Page and application data records
[Start of Attachment]
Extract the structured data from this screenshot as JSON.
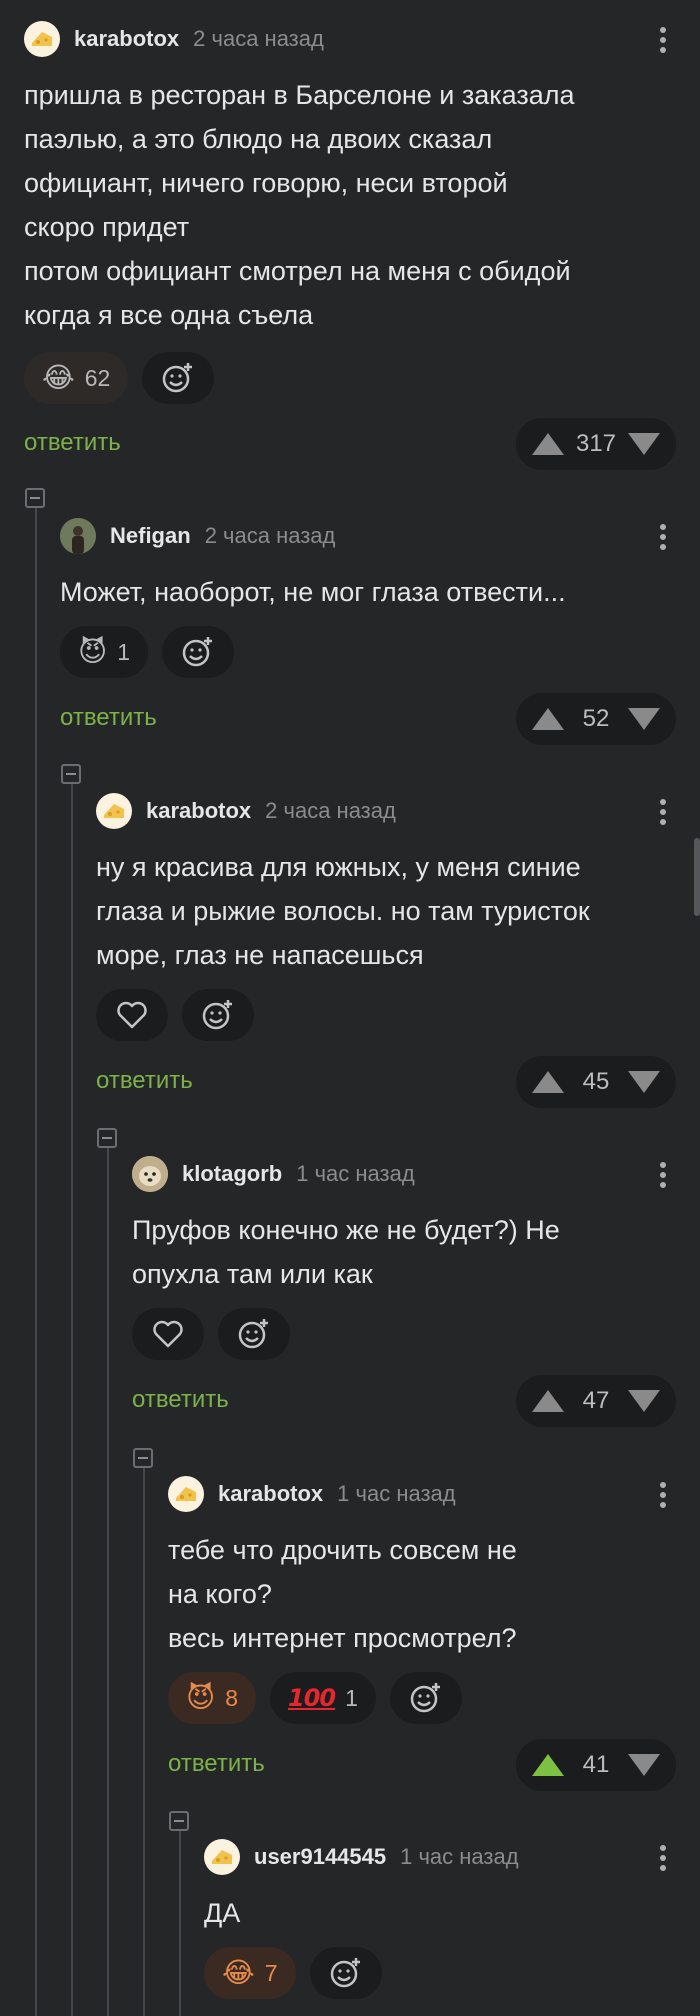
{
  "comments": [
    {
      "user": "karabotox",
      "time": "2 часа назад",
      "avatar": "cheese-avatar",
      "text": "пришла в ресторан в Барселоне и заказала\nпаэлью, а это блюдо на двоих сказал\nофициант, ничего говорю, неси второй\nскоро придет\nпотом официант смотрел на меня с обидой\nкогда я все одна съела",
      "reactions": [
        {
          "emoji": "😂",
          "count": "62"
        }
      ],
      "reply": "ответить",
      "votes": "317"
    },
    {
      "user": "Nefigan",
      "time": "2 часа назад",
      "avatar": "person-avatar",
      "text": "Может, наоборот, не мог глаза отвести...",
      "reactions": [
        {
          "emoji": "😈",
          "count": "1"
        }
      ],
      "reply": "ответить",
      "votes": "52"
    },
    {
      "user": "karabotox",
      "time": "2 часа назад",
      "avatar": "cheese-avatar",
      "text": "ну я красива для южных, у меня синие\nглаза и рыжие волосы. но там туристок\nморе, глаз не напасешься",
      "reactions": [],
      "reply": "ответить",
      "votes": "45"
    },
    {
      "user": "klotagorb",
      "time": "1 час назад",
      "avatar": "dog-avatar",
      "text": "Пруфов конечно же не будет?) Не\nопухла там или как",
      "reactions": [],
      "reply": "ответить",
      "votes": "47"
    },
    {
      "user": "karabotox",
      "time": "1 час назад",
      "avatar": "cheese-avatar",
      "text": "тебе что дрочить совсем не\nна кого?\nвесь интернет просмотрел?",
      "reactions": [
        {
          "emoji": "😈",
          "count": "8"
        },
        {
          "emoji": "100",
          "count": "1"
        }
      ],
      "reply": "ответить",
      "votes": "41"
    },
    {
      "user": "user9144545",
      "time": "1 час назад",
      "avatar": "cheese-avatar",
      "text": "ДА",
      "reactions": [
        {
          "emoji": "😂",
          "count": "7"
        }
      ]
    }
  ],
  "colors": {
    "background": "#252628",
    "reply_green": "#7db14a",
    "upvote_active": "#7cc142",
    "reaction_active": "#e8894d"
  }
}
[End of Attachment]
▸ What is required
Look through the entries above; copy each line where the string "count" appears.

▸ Reply to the exercise
          "count": "62"
          "count": "1"
          "count": "8"
          "count": "1"
          "count": "7"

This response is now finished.